Pruning Requirements for Optimal Avocado Tree Growth

Pruning is an important part of maintaining and growing an avocado tree. Pruning helps to maintain the size of the tree and encourage it to produce more fruit. Pruning should be done regularly, as it helps to keep the tree healthy and growing. Proper pruning techniques can help ensure that the avocado tree will grow to its optimal size and produce a large number of fruits.

When pruning an avocado tree, it is important to remove any dead or diseased branches. This helps to reduce the chances of disease spreading throughout the tree. It is also important to remove any branches that are crowding other branches or competing with one another for resources.

It is also important to prune off any new growth that is not necessary or desirable for the health of the tree. This includes removing water sprouts, which are long shoots that rapidly grow from buds along a branch, as well as shoots that are growing too closely together. These can cause overcrowding in areas of the tree and reduce air circulation, leading to poor fruit production and pest infestations.

When pruning an avocado tree, it is important to use sharp tools in order to make clean cuts.
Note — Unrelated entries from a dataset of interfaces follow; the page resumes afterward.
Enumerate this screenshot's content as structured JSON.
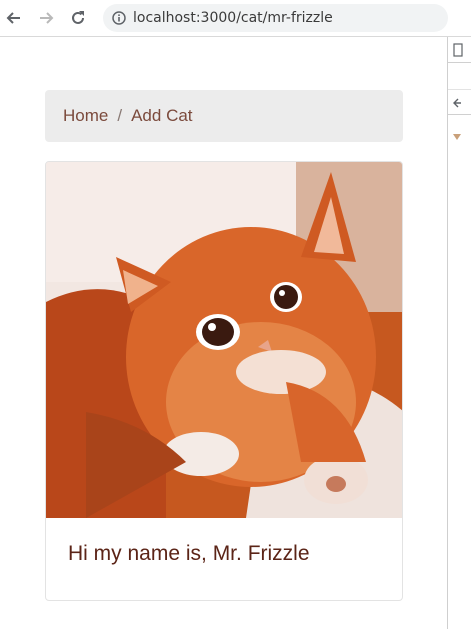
{
  "browser": {
    "url": "localhost:3000/cat/mr-frizzle",
    "icons": {
      "back": "arrow-left-icon",
      "forward": "arrow-right-icon",
      "reload": "reload-icon",
      "info": "info-circle-icon"
    }
  },
  "breadcrumb": {
    "items": [
      {
        "label": "Home"
      },
      {
        "label": "Add Cat"
      }
    ],
    "separator": "/"
  },
  "cat_card": {
    "image": "ginger-kitten-photo",
    "title": "Hi my name is, Mr. Frizzle"
  },
  "colors": {
    "breadcrumb_text": "#7b4a3c",
    "title_text": "#5b2417",
    "breadcrumb_bg": "#ececec",
    "accent_orange": "#d9662a"
  }
}
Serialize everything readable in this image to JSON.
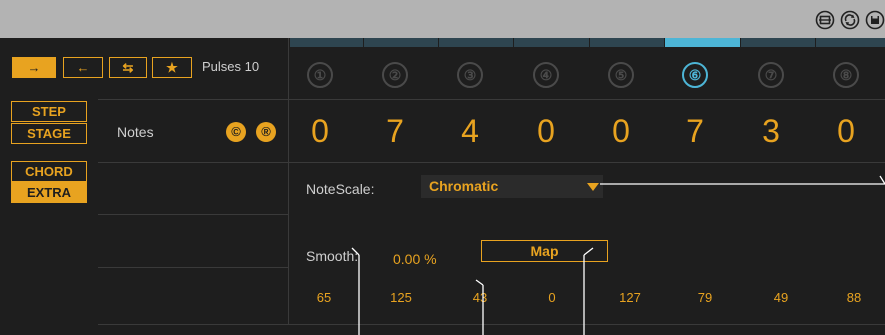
{
  "window": {
    "icons": [
      "wrap-icon",
      "hotswap-icon",
      "save-icon"
    ]
  },
  "toolbar": {
    "direction_buttons": [
      {
        "name": "forward",
        "glyph": "→",
        "active": true
      },
      {
        "name": "backward",
        "glyph": "←",
        "active": false
      },
      {
        "name": "pingpong",
        "glyph": "⇆",
        "active": false
      },
      {
        "name": "random",
        "glyph": "★",
        "active": false
      }
    ],
    "pulses_label": "Pulses 10"
  },
  "modes": [
    {
      "label": "STEP",
      "active": false
    },
    {
      "label": "STAGE",
      "active": false
    },
    {
      "label": "CHORD",
      "active": false
    },
    {
      "label": "EXTRA",
      "active": true
    }
  ],
  "steps": {
    "active_index": 6,
    "numbers": [
      "①",
      "②",
      "③",
      "④",
      "⑤",
      "⑥",
      "⑦",
      "⑧"
    ]
  },
  "notes": {
    "label": "Notes",
    "symbols": [
      "©",
      "®"
    ],
    "values": [
      "0",
      "7",
      "4",
      "0",
      "0",
      "7",
      "3",
      "0"
    ]
  },
  "note_scale": {
    "label": "NoteScale:",
    "value": "Chromatic"
  },
  "smooth": {
    "label": "Smooth:",
    "value": "0.00 %",
    "map_label": "Map"
  },
  "cc_values": [
    "65",
    "125",
    "43",
    "0",
    "127",
    "79",
    "49",
    "88"
  ],
  "colors": {
    "accent": "#e8a320",
    "active_step": "#4db5d6",
    "background": "#1e1e1e",
    "titlebar": "#b3b3b3"
  }
}
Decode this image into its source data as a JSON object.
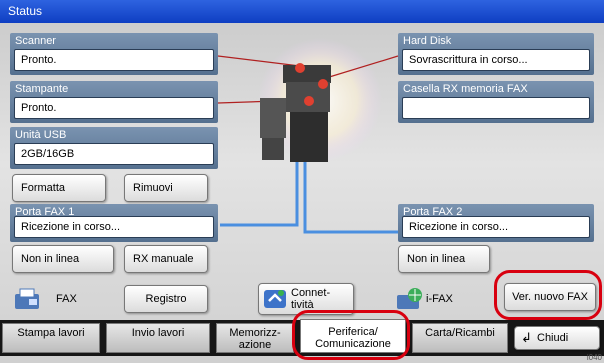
{
  "title": "Status",
  "scanner": {
    "label": "Scanner",
    "value": "Pronto."
  },
  "printer": {
    "label": "Stampante",
    "value": "Pronto."
  },
  "usb": {
    "label": "Unità USB",
    "value": "2GB/16GB",
    "format": "Formatta",
    "remove": "Rimuovi"
  },
  "harddisk": {
    "label": "Hard Disk",
    "value": "Sovrascrittura in corso..."
  },
  "fax_box": {
    "label": "Casella RX memoria FAX",
    "value": ""
  },
  "fax_port1": {
    "label": "Porta FAX 1",
    "value": "Ricezione in corso...",
    "offline": "Non in linea",
    "manual_rx": "RX manuale"
  },
  "fax_port2": {
    "label": "Porta FAX 2",
    "value": "Ricezione in corso...",
    "offline": "Non in linea"
  },
  "bottom": {
    "fax": "FAX",
    "log": "Registro",
    "connectivity": "Connet-\ntività",
    "ifax": "i-FAX",
    "check_new_fax": "Ver. nuovo FAX"
  },
  "tabs": [
    "Stampa lavori",
    "Invio lavori",
    "Memorizz-\nazione",
    "Periferica/\nComunicazione",
    "Carta/Ricambi"
  ],
  "close": "Chiudi",
  "footer_code": "i040",
  "colors": {
    "title": "#1a4fd0",
    "panel": "#6a84a3",
    "callout": "#d8000f",
    "cable": "#4a8fe0"
  }
}
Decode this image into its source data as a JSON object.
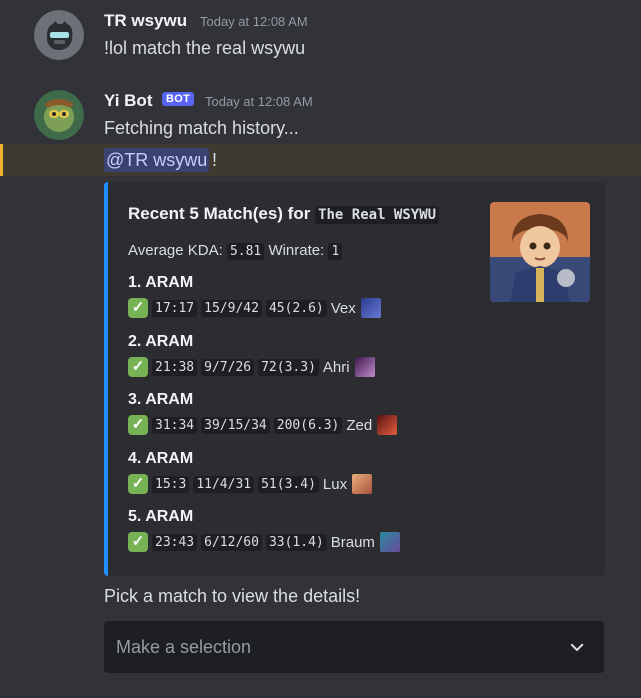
{
  "message1": {
    "username": "TR wsywu",
    "timestamp": "Today at 12:08 AM",
    "text": "!lol match the real wsywu"
  },
  "message2": {
    "username": "Yi Bot",
    "badge": "BOT",
    "timestamp": "Today at 12:08 AM",
    "text": "Fetching match history...",
    "mention": "@TR wsywu",
    "mention_tail": "!"
  },
  "embed": {
    "title_prefix": "Recent 5 Match(es) for",
    "title_player": "The Real WSYWU",
    "avg_kda_label": "Average KDA:",
    "avg_kda": "5.81",
    "winrate_label": "Winrate:",
    "winrate": "1",
    "accent_color": "#1e90ff",
    "matches": [
      {
        "title": "1. ARAM",
        "duration": "17:17",
        "kda": "15/9/42",
        "cs": "45(2.6)",
        "champion": "Vex",
        "result_icon": "check-icon"
      },
      {
        "title": "2. ARAM",
        "duration": "21:38",
        "kda": "9/7/26",
        "cs": "72(3.3)",
        "champion": "Ahri",
        "result_icon": "check-icon"
      },
      {
        "title": "3. ARAM",
        "duration": "31:34",
        "kda": "39/15/34",
        "cs": "200(6.3)",
        "champion": "Zed",
        "result_icon": "check-icon"
      },
      {
        "title": "4. ARAM",
        "duration": "15:3",
        "kda": "11/4/31",
        "cs": "51(3.4)",
        "champion": "Lux",
        "result_icon": "check-icon"
      },
      {
        "title": "5. ARAM",
        "duration": "23:43",
        "kda": "6/12/60",
        "cs": "33(1.4)",
        "champion": "Braum",
        "result_icon": "check-icon"
      }
    ]
  },
  "footer_text": "Pick a match to view the details!",
  "select": {
    "placeholder": "Make a selection"
  }
}
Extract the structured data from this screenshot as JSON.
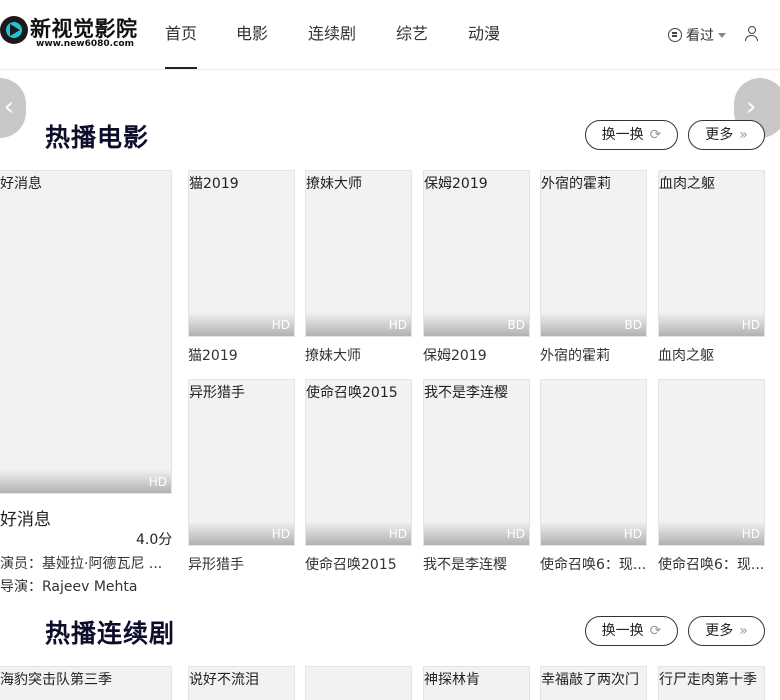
{
  "logo": {
    "name": "新视觉影院",
    "url": "www.new6080.com"
  },
  "nav": {
    "items": [
      {
        "label": "首页",
        "active": true
      },
      {
        "label": "电影",
        "active": false
      },
      {
        "label": "连续剧",
        "active": false
      },
      {
        "label": "综艺",
        "active": false
      },
      {
        "label": "动漫",
        "active": false
      }
    ]
  },
  "header": {
    "history_label": "看过"
  },
  "arrows": {
    "left": "‹",
    "right": "›"
  },
  "movies": {
    "title": "热播电影",
    "refresh_label": "换一换",
    "more_label": "更多",
    "featured": {
      "poster_title": "好消息",
      "badge": "HD",
      "title": "好消息",
      "score": "4.0分",
      "actors": "演员：基娅拉·阿德瓦尼 ...",
      "director": "导演：Rajeev  Mehta"
    },
    "items": [
      {
        "poster_title": "猫2019",
        "badge": "HD",
        "caption": "猫2019"
      },
      {
        "poster_title": "撩妹大师",
        "badge": "HD",
        "caption": "撩妹大师"
      },
      {
        "poster_title": "保姆2019",
        "badge": "BD",
        "caption": "保姆2019"
      },
      {
        "poster_title": "外宿的霍莉",
        "badge": "BD",
        "caption": "外宿的霍莉"
      },
      {
        "poster_title": "血肉之躯",
        "badge": "HD",
        "caption": "血肉之躯"
      },
      {
        "poster_title": "异形猎手",
        "badge": "HD",
        "caption": "异形猎手"
      },
      {
        "poster_title": "使命召唤2015",
        "badge": "HD",
        "caption": "使命召唤2015"
      },
      {
        "poster_title": "我不是李连樱",
        "badge": "HD",
        "caption": "我不是李连樱"
      },
      {
        "poster_title": "",
        "badge": "HD",
        "caption": "使命召唤6：现..."
      },
      {
        "poster_title": "",
        "badge": "HD",
        "caption": "使命召唤6：现..."
      }
    ]
  },
  "series": {
    "title": "热播连续剧",
    "refresh_label": "换一换",
    "more_label": "更多",
    "featured_poster_title": "海豹突击队第三季",
    "items": [
      {
        "poster_title": "说好不流泪"
      },
      {
        "poster_title": ""
      },
      {
        "poster_title": "神探林肯"
      },
      {
        "poster_title": "幸福敲了两次门"
      },
      {
        "poster_title": "行尸走肉第十季"
      }
    ]
  }
}
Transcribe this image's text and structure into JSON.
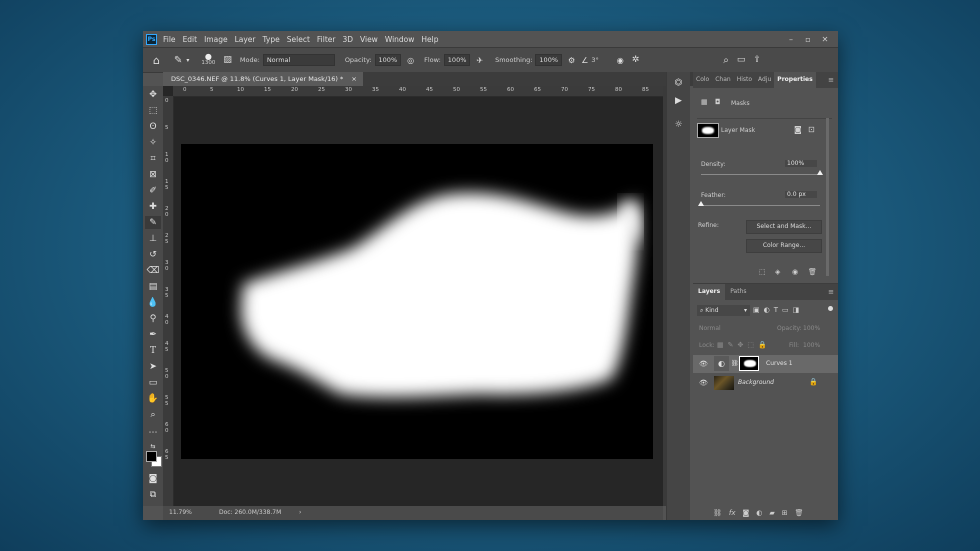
{
  "app": {
    "logo": "Ps"
  },
  "menu": [
    "File",
    "Edit",
    "Image",
    "Layer",
    "Type",
    "Select",
    "Filter",
    "3D",
    "View",
    "Window",
    "Help"
  ],
  "options": {
    "brush_size": "1300",
    "mode_label": "Mode:",
    "mode_value": "Normal",
    "opacity_label": "Opacity:",
    "opacity_value": "100%",
    "flow_label": "Flow:",
    "flow_value": "100%",
    "smoothing_label": "Smoothing:",
    "smoothing_value": "100%",
    "angle_value": "3°"
  },
  "document": {
    "tab_title": "DSC_0346.NEF @ 11.8% (Curves 1, Layer Mask/16) *",
    "close": "×",
    "ruler_h": [
      "0",
      "5",
      "10",
      "15",
      "20",
      "25",
      "30",
      "35",
      "40",
      "45",
      "50",
      "55",
      "60",
      "65",
      "70",
      "75",
      "80",
      "85"
    ],
    "ruler_v": [
      "0",
      "5",
      "1 0",
      "1 5",
      "2 0",
      "2 5",
      "3 0",
      "3 5",
      "4 0",
      "4 5",
      "5 0",
      "5 5",
      "6 0",
      "6 5"
    ]
  },
  "status": {
    "zoom": "11.79%",
    "doc": "Doc: 260.0M/338.7M",
    "arrow": "›"
  },
  "properties": {
    "tabs": [
      "Colo",
      "Chan",
      "Histo",
      "Adju",
      "Properties"
    ],
    "active_tab": "Properties",
    "section": "Masks",
    "mask_label": "Layer Mask",
    "density_label": "Density:",
    "density_value": "100%",
    "density_pct": 100,
    "feather_label": "Feather:",
    "feather_value": "0.0 px",
    "feather_pct": 0,
    "refine_label": "Refine:",
    "select_mask_btn": "Select and Mask...",
    "color_range_btn": "Color Range..."
  },
  "layers": {
    "tabs": [
      "Layers",
      "Paths"
    ],
    "filter_kind": "Kind",
    "blend_mode": "Normal",
    "opacity_label": "Opacity:",
    "opacity_value": "100%",
    "lock_label": "Lock:",
    "fill_label": "Fill:",
    "fill_value": "100%",
    "items": [
      {
        "name": "Curves 1",
        "selected": true
      },
      {
        "name": "Background",
        "selected": false
      }
    ]
  },
  "colors": {
    "accent": "#31a8ff",
    "panel": "#535353",
    "dark": "#262626"
  }
}
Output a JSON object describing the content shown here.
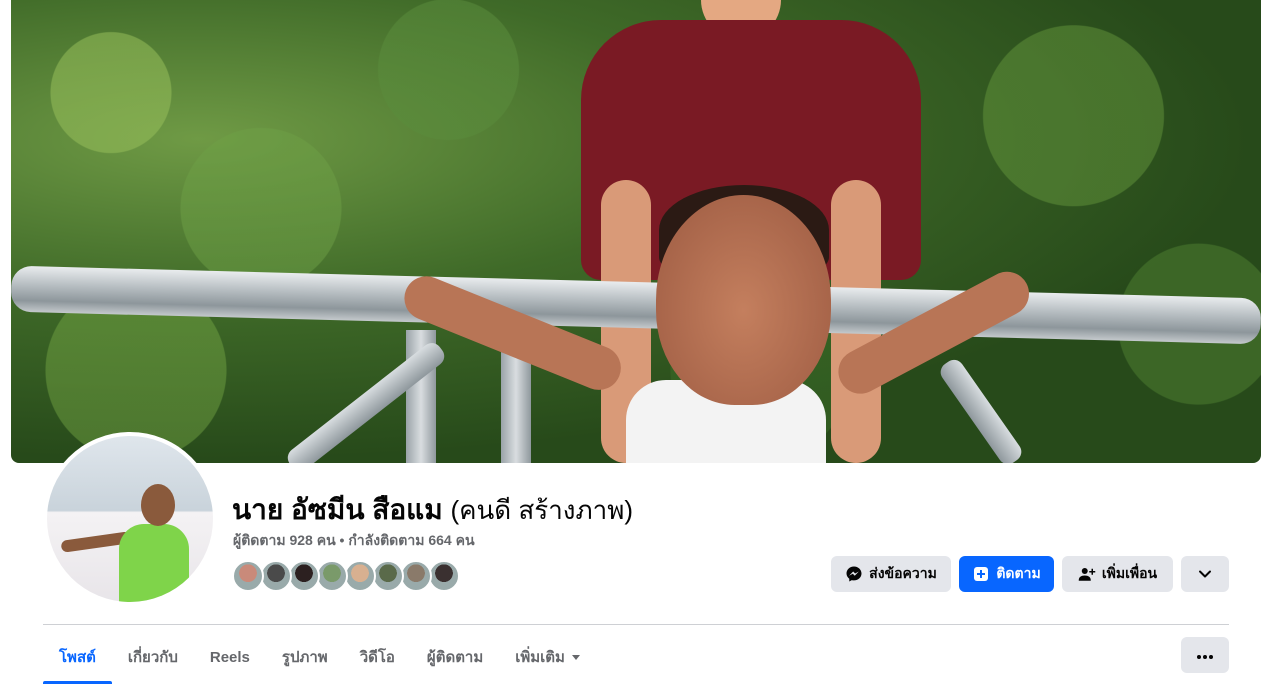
{
  "profile": {
    "name": "นาย อัซมีน สือแม",
    "alternate_name": "(คนดี สร้างภาพ)",
    "stats": "ผู้ติดตาม 928 คน • กำลังติดตาม 664 คน"
  },
  "friends_preview": {
    "colors": [
      "#c98a7a",
      "#4a4a4a",
      "#2c2020",
      "#7a9a6a",
      "#d8b090",
      "#5a6a4a",
      "#8a7a6a",
      "#3a3030"
    ]
  },
  "actions": {
    "message_label": "ส่งข้อความ",
    "follow_label": "ติดตาม",
    "add_friend_label": "เพิ่มเพื่อน"
  },
  "tabs": [
    {
      "label": "โพสต์",
      "active": true
    },
    {
      "label": "เกี่ยวกับ",
      "active": false
    },
    {
      "label": "Reels",
      "active": false
    },
    {
      "label": "รูปภาพ",
      "active": false
    },
    {
      "label": "วิดีโอ",
      "active": false
    },
    {
      "label": "ผู้ติดตาม",
      "active": false
    },
    {
      "label": "เพิ่มเติม",
      "active": false
    }
  ],
  "colors": {
    "accent": "#0866ff",
    "button_grey": "#e4e6eb",
    "secondary_text": "#65676b"
  },
  "icons": {
    "message": "messenger-icon",
    "follow": "follow-plus-icon",
    "add_friend": "add-friend-icon",
    "dropdown": "chevron-down-icon",
    "more": "ellipsis-icon",
    "tab_more": "caret-down-icon"
  }
}
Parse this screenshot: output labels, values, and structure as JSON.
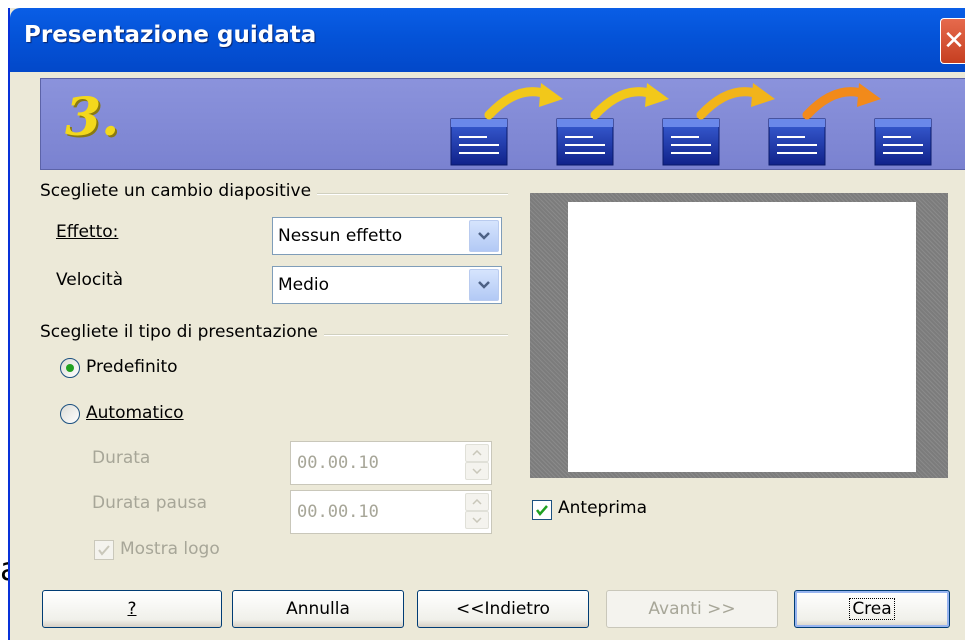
{
  "window": {
    "title": "Presentazione guidata",
    "close_glyph": "✕"
  },
  "banner": {
    "step": "3.",
    "icons": [
      "slide-icon",
      "slide-icon",
      "slide-icon",
      "slide-icon",
      "slide-icon"
    ],
    "arrow_colors": [
      "#f2c81a",
      "#f2c81a",
      "#f2b41a",
      "#f28a1a"
    ]
  },
  "transition_group": {
    "label": "Scegliete un cambio diapositive",
    "effect_label": "Effetto:",
    "effect_value": "Nessun effetto",
    "speed_label": "Velocità",
    "speed_value": "Medio"
  },
  "type_group": {
    "label": "Scegliete il tipo di presentazione",
    "predefinito_label": "Predefinito",
    "predefinito_selected": true,
    "automatico_label": "Automatico",
    "automatico_selected": false,
    "durata_label": "Durata",
    "durata_value": "00.00.10",
    "durata_pausa_label": "Durata pausa",
    "durata_pausa_value": "00.00.10",
    "mostra_logo_label": "Mostra logo",
    "mostra_logo_checked": true
  },
  "preview": {
    "anteprima_label": "Anteprima",
    "anteprima_checked": true
  },
  "buttons": {
    "help": "?",
    "cancel": "Annulla",
    "back": "<<Indietro",
    "next": "Avanti >>",
    "create": "Crea"
  },
  "background_text": "a",
  "colors": {
    "titlebar": "#0453d8",
    "dialog_bg": "#ece9d8",
    "banner": "#7a82d0",
    "radio_dot": "#21a121"
  }
}
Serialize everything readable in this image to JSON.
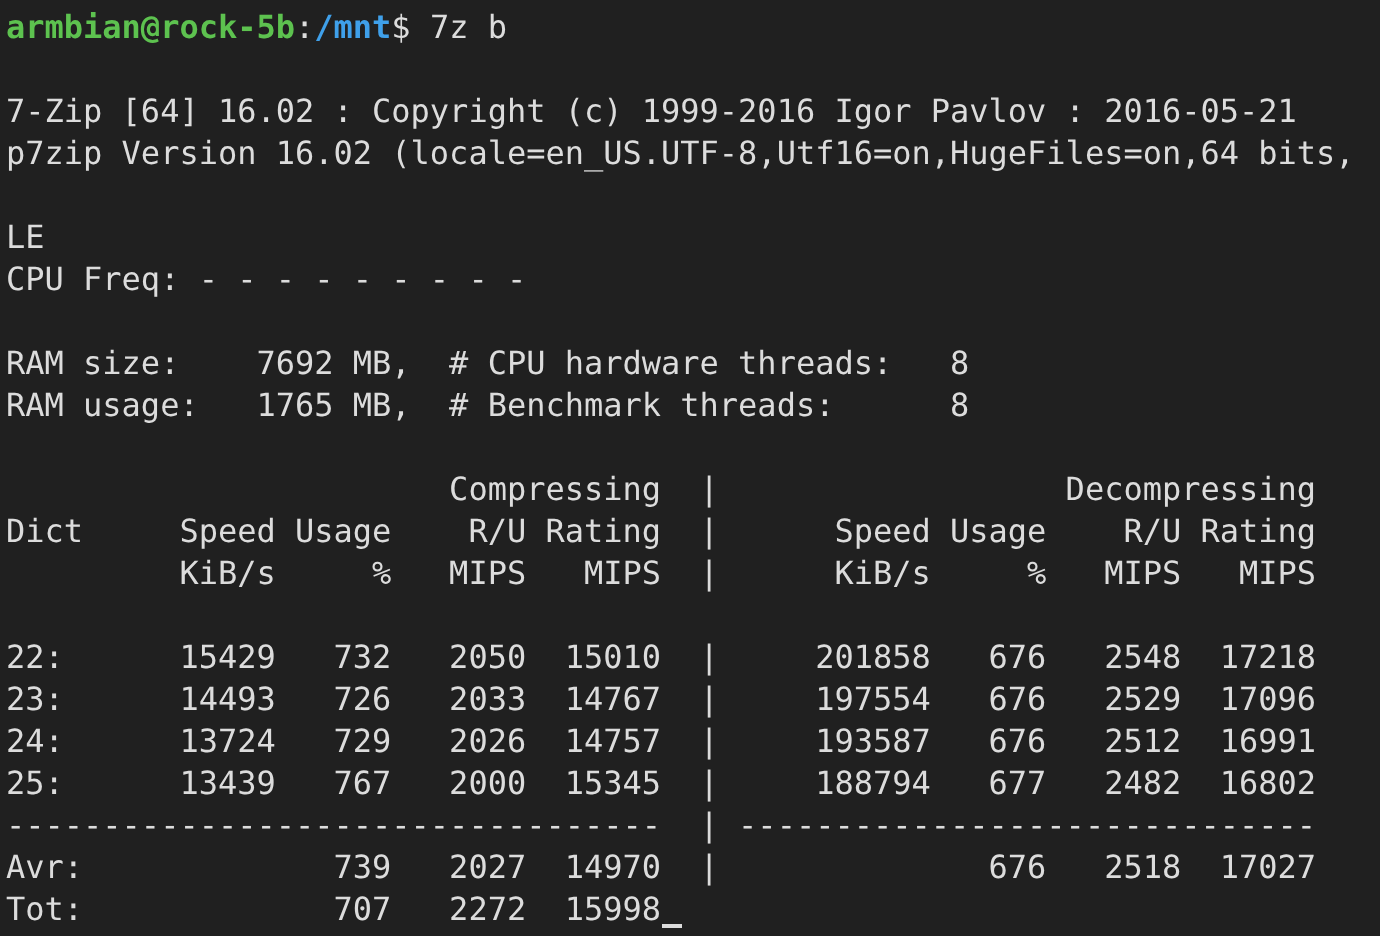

Pruning too much at once can create stress on the tree and lead to poor growth and reduced fruit production. It is best to prune a small amount at a time in order to maintain healthy growth while still removing unnecessary branches or shoots from the tree.

Overall, proper pruning techniques are essential for optimal avocado tree growth and production. Pruning should be done regularly in order to ensure that the trees remain healthy, have adequate space between branches, and are able to produce a large number of fruits each season.

Climate Requirements for Optimal Avocado Tree Growth

Avocado trees are tropical and subtropical plants that need certain climate conditions to grow optimally. Avocado trees prefer a mild, humid climate with temperatures between 55°F (13°C) and 85°F (29°C). Sunlight is also important for avocados; they need at least 8 hours of full sun a day to produce good yields. Additionally, avocado trees need well-drained soil with a pH balance of 6.0 to 7.0. The soil should also be rich in organic matter, such as compost or manure, to provide optimal nutrition.

Avocado trees are sensitive to frost and can suffer from freezing temperatures, so it is important to select a variety of avocado that is suited to the local climate. In areas that experience cold winters or occasional frosts, choose a cultivar that is cold-tolerant and can withstand temperatures down to 32°F (0°C). On the other hand, in climates with long hot summers, select an early-ripening variety that can withstand high temperatures without wilting or dropping its fruit prematurely.

Lastly, avocado trees need regular watering throughout their growing season. During the dry summer months, it is important to maintain consistent moisture levels in the ground by watering regularly – about one inch of water per week should be sufficient for most varieties. However, during winter months when rainfall is higher and temperatures are cooler, reduce watering frequency as too much water can lead to root rot and other diseases.


Avocado trees can grow very fast under the right conditions, with some trees reaching heights of up to 80 feet in as little as 15 years. However, even when grown in ideal conditions, avocado trees may take up to 20 years to reach maturity and produce fruit. In addition, different varieties of avocados may require different growing conditions and have varying growth rates.

For those looking to start an avocado tree, careful consideration should be given to the type of tree chosen and the environment it will be kept in. With patience and proper care, it is possible for avocado trees to flourish and produce delicious fruit for many years.

In conclusion, avocado trees can grow rapidly or slowly depending on a variety of factors such as climate and variety. While patience is necessary for a successful crop of avocados, it is possible to have a thriving tree that provides delicious fruit for many years.